Interface dataset entries =>
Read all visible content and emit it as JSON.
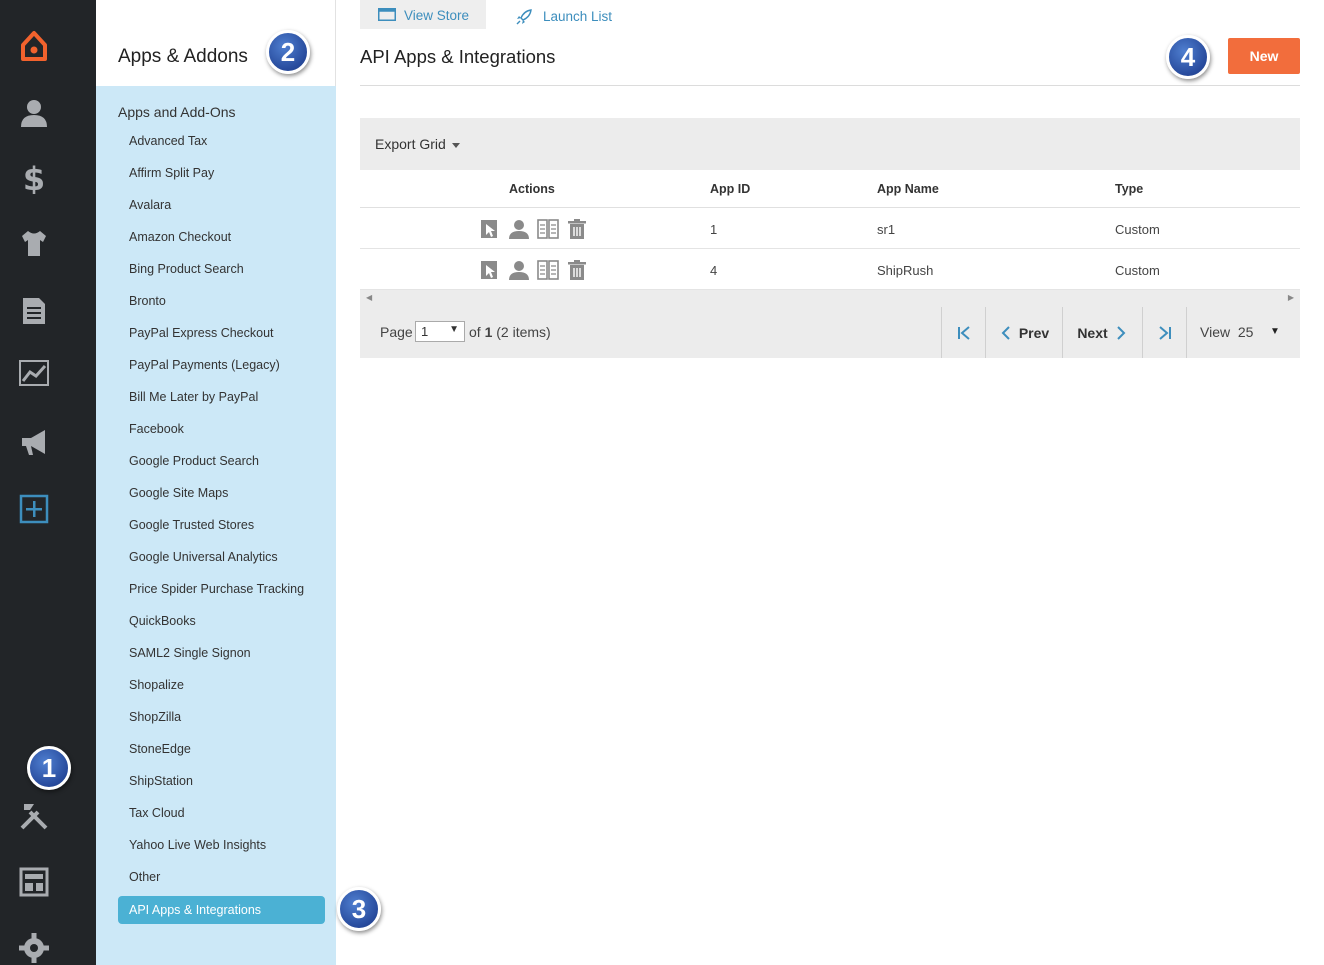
{
  "rail": {
    "icons": [
      "brand-logo-icon",
      "customers-icon",
      "dollar-icon",
      "tshirt-icon",
      "document-icon",
      "chart-icon",
      "megaphone-icon",
      "plus-box-icon",
      "tools-icon",
      "layout-icon",
      "gear-icon"
    ]
  },
  "subnav": {
    "title": "Apps & Addons",
    "section": "Apps and Add-Ons",
    "items": [
      "Advanced Tax",
      "Affirm Split Pay",
      "Avalara",
      "Amazon Checkout",
      "Bing Product Search",
      "Bronto",
      "PayPal Express Checkout",
      "PayPal Payments (Legacy)",
      "Bill Me Later by PayPal",
      "Facebook",
      "Google Product Search",
      "Google Site Maps",
      "Google Trusted Stores",
      "Google Universal Analytics",
      "Price Spider Purchase Tracking",
      "QuickBooks",
      "SAML2 Single Signon",
      "Shopalize",
      "ShopZilla",
      "StoneEdge",
      "ShipStation",
      "Tax Cloud",
      "Yahoo Live Web Insights",
      "Other",
      "API Apps & Integrations"
    ],
    "active": "API Apps & Integrations"
  },
  "badges": [
    "1",
    "2",
    "3",
    "4"
  ],
  "topbar": {
    "view_store": "View Store",
    "launch_list": "Launch List"
  },
  "page": {
    "title": "API Apps & Integrations",
    "new_label": "New"
  },
  "grid": {
    "export_label": "Export Grid",
    "columns": [
      "Actions",
      "App ID",
      "App Name",
      "Type"
    ],
    "rows": [
      {
        "app_id": "1",
        "app_name": "sr1",
        "type": "Custom"
      },
      {
        "app_id": "4",
        "app_name": "ShipRush",
        "type": "Custom"
      }
    ],
    "action_icons": [
      "select-icon",
      "user-icon",
      "book-icon",
      "trash-icon"
    ]
  },
  "pager": {
    "page_label": "Page",
    "page_value": "1",
    "of_prefix": "of",
    "total_pages": "1",
    "items_text": "(2 items)",
    "prev": "Prev",
    "next": "Next",
    "view_label": "View",
    "view_value": "25"
  },
  "colors": {
    "accent": "#f26d3c",
    "nav_bg": "#222528",
    "subnav_bg": "#cce8f7",
    "active_bg": "#4bb1d4",
    "link": "#3d8ebd"
  }
}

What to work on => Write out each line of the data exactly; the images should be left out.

Your response =>
Read all visible content and emit it as JSON.
{
  "rail": {
    "icons": [
      "brand-logo-icon",
      "customers-icon",
      "dollar-icon",
      "tshirt-icon",
      "document-icon",
      "chart-icon",
      "megaphone-icon",
      "plus-box-icon",
      "tools-icon",
      "layout-icon",
      "gear-icon"
    ]
  },
  "subnav": {
    "title": "Apps & Addons",
    "section": "Apps and Add-Ons",
    "items": [
      "Advanced Tax",
      "Affirm Split Pay",
      "Avalara",
      "Amazon Checkout",
      "Bing Product Search",
      "Bronto",
      "PayPal Express Checkout",
      "PayPal Payments (Legacy)",
      "Bill Me Later by PayPal",
      "Facebook",
      "Google Product Search",
      "Google Site Maps",
      "Google Trusted Stores",
      "Google Universal Analytics",
      "Price Spider Purchase Tracking",
      "QuickBooks",
      "SAML2 Single Signon",
      "Shopalize",
      "ShopZilla",
      "StoneEdge",
      "ShipStation",
      "Tax Cloud",
      "Yahoo Live Web Insights",
      "Other",
      "API Apps & Integrations"
    ],
    "active": "API Apps & Integrations"
  },
  "badges": [
    "1",
    "2",
    "3",
    "4"
  ],
  "topbar": {
    "view_store": "View Store",
    "launch_list": "Launch List"
  },
  "page": {
    "title": "API Apps & Integrations",
    "new_label": "New"
  },
  "grid": {
    "export_label": "Export Grid",
    "columns": [
      "Actions",
      "App ID",
      "App Name",
      "Type"
    ],
    "rows": [
      {
        "app_id": "1",
        "app_name": "sr1",
        "type": "Custom"
      },
      {
        "app_id": "4",
        "app_name": "ShipRush",
        "type": "Custom"
      }
    ],
    "action_icons": [
      "select-icon",
      "user-icon",
      "book-icon",
      "trash-icon"
    ]
  },
  "pager": {
    "page_label": "Page",
    "page_value": "1",
    "of_prefix": "of",
    "total_pages": "1",
    "items_text": "(2 items)",
    "prev": "Prev",
    "next": "Next",
    "view_label": "View",
    "view_value": "25"
  },
  "colors": {
    "accent": "#f26d3c",
    "nav_bg": "#222528",
    "subnav_bg": "#cce8f7",
    "active_bg": "#4bb1d4",
    "link": "#3d8ebd"
  }
}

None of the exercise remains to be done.